What is being asked: Please show all lines of the records that include "新建文件夹".
┌─ Records to use
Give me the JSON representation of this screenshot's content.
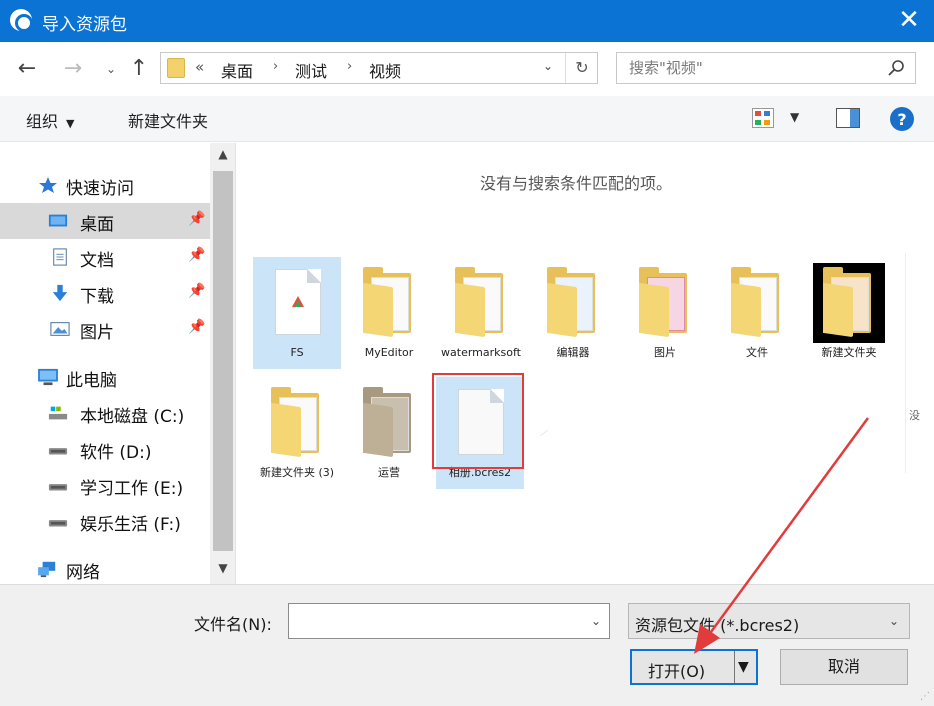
{
  "window": {
    "title": "导入资源包"
  },
  "nav": {
    "breadcrumbs": [
      "桌面",
      "测试",
      "视频"
    ],
    "search_placeholder": "搜索\"视频\""
  },
  "toolbar": {
    "organize": "组织",
    "new_folder": "新建文件夹"
  },
  "sidebar": {
    "quick_access": "快速访问",
    "quick_items": [
      "桌面",
      "文档",
      "下载",
      "图片"
    ],
    "this_pc": "此电脑",
    "drives": [
      "本地磁盘 (C:)",
      "软件 (D:)",
      "学习工作 (E:)",
      "娱乐生活 (F:)"
    ],
    "network": "网络"
  },
  "content": {
    "empty_message": "没有与搜索条件匹配的项。",
    "edge_text": "没",
    "items": [
      {
        "name": "FS",
        "kind": "folder-doc"
      },
      {
        "name": "MyEditor",
        "kind": "folder"
      },
      {
        "name": "watermarksoft",
        "kind": "folder"
      },
      {
        "name": "编辑器",
        "kind": "folder"
      },
      {
        "name": "图片",
        "kind": "folder"
      },
      {
        "name": "文件",
        "kind": "folder"
      },
      {
        "name": "新建文件夹",
        "kind": "folder-dark"
      },
      {
        "name": "新建文件夹 (3)",
        "kind": "folder"
      },
      {
        "name": "运营",
        "kind": "folder"
      },
      {
        "name": "相册.bcres2",
        "kind": "file"
      }
    ]
  },
  "bottom": {
    "filename_label": "文件名(N):",
    "filename_value": "",
    "filetype": "资源包文件 (*.bcres2)",
    "open_label": "打开(O)",
    "cancel_label": "取消"
  },
  "colors": {
    "accent": "#0a73d4",
    "highlight": "#cce4f7",
    "annotation": "#e23b3b"
  }
}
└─
Solution for this problem:
    "new_folder": "新建文件夹"
        "name": "新建文件夹",
        "name": "新建文件夹 (3)",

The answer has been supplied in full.